● **Task statement**: When a line of the entries below contains "selected", it counts once; state how many such lines there are and nothing else.

● **Given records**:
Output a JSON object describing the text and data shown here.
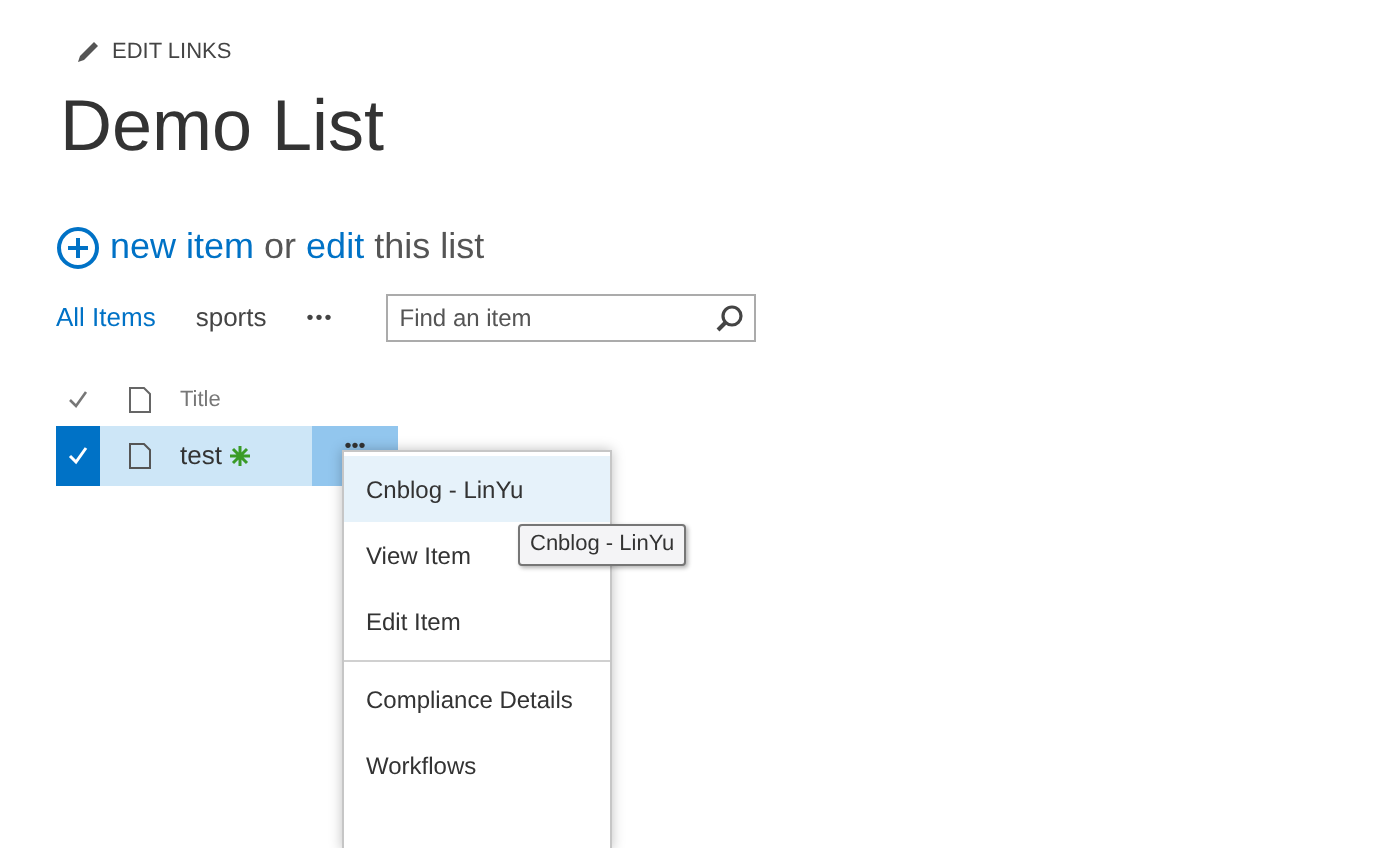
{
  "edit_links": "EDIT LINKS",
  "title": "Demo List",
  "actions": [
    {
      "text": "new item",
      "kind": "link"
    },
    {
      "text": "or",
      "kind": "plain"
    },
    {
      "text": "edit",
      "kind": "link"
    },
    {
      "text": "this list",
      "kind": "plain"
    }
  ],
  "views": [
    {
      "label": "All Items",
      "selected": true
    },
    {
      "label": "sports",
      "selected": false
    }
  ],
  "views_more": "•••",
  "search": {
    "placeholder": "Find an item"
  },
  "columns": [
    "Title"
  ],
  "rows": [
    {
      "title": "test",
      "selected": true,
      "is_new": true,
      "more": "•••"
    }
  ],
  "menu": {
    "items": [
      {
        "label": "Cnblog - LinYu",
        "hovered": true,
        "separator_before": false
      },
      {
        "label": "View Item",
        "hovered": false,
        "separator_before": false
      },
      {
        "label": "Edit Item",
        "hovered": false,
        "separator_before": false
      },
      {
        "label": "Compliance Details",
        "hovered": false,
        "separator_before": true
      },
      {
        "label": "Workflows",
        "hovered": false,
        "separator_before": false
      }
    ]
  },
  "tooltip": "Cnblog - LinYu"
}
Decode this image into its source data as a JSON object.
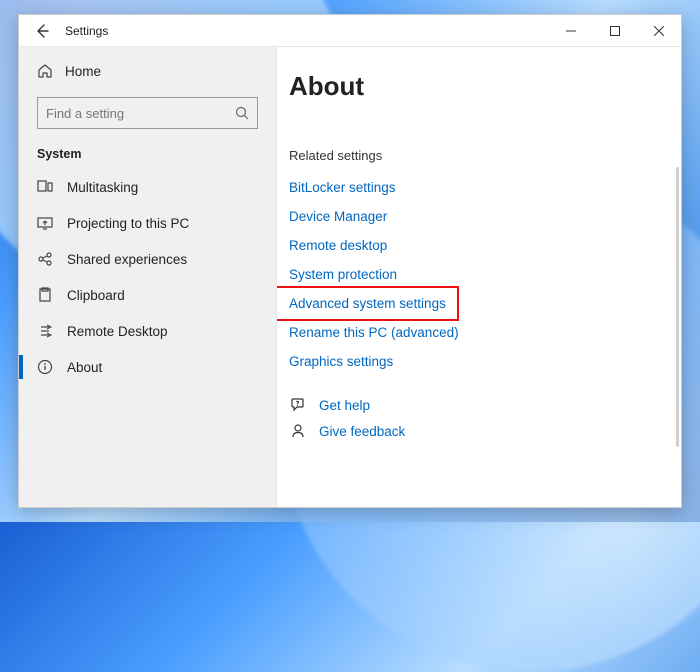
{
  "window": {
    "title": "Settings"
  },
  "sidebar": {
    "home": "Home",
    "search_placeholder": "Find a setting",
    "section": "System",
    "items": [
      {
        "icon": "multitasking-icon",
        "label": "Multitasking"
      },
      {
        "icon": "project-icon",
        "label": "Projecting to this PC"
      },
      {
        "icon": "share-icon",
        "label": "Shared experiences"
      },
      {
        "icon": "clipboard-icon",
        "label": "Clipboard"
      },
      {
        "icon": "remote-icon",
        "label": "Remote Desktop"
      },
      {
        "icon": "info-icon",
        "label": "About"
      }
    ]
  },
  "main": {
    "title": "About",
    "related_heading": "Related settings",
    "links": [
      "BitLocker settings",
      "Device Manager",
      "Remote desktop",
      "System protection",
      "Advanced system settings",
      "Rename this PC (advanced)",
      "Graphics settings"
    ],
    "help": "Get help",
    "feedback": "Give feedback"
  }
}
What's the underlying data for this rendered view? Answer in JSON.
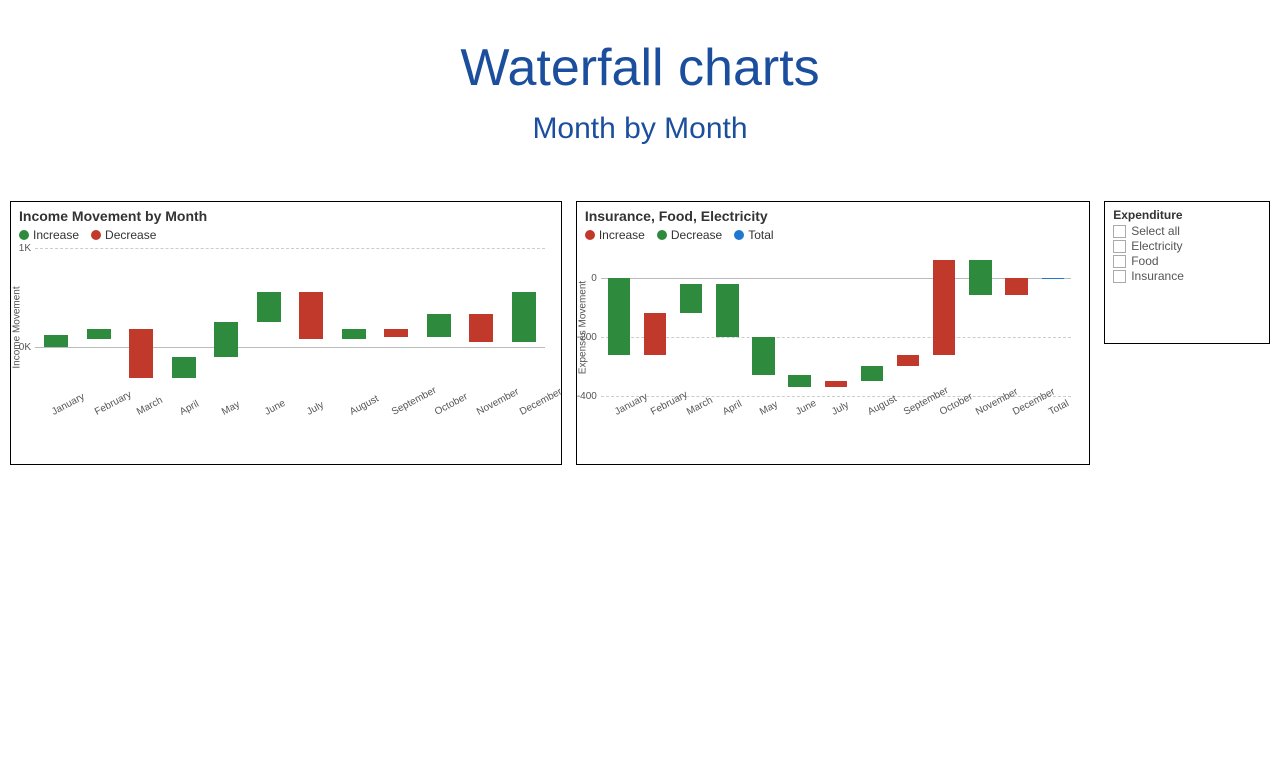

● **Response below**: 3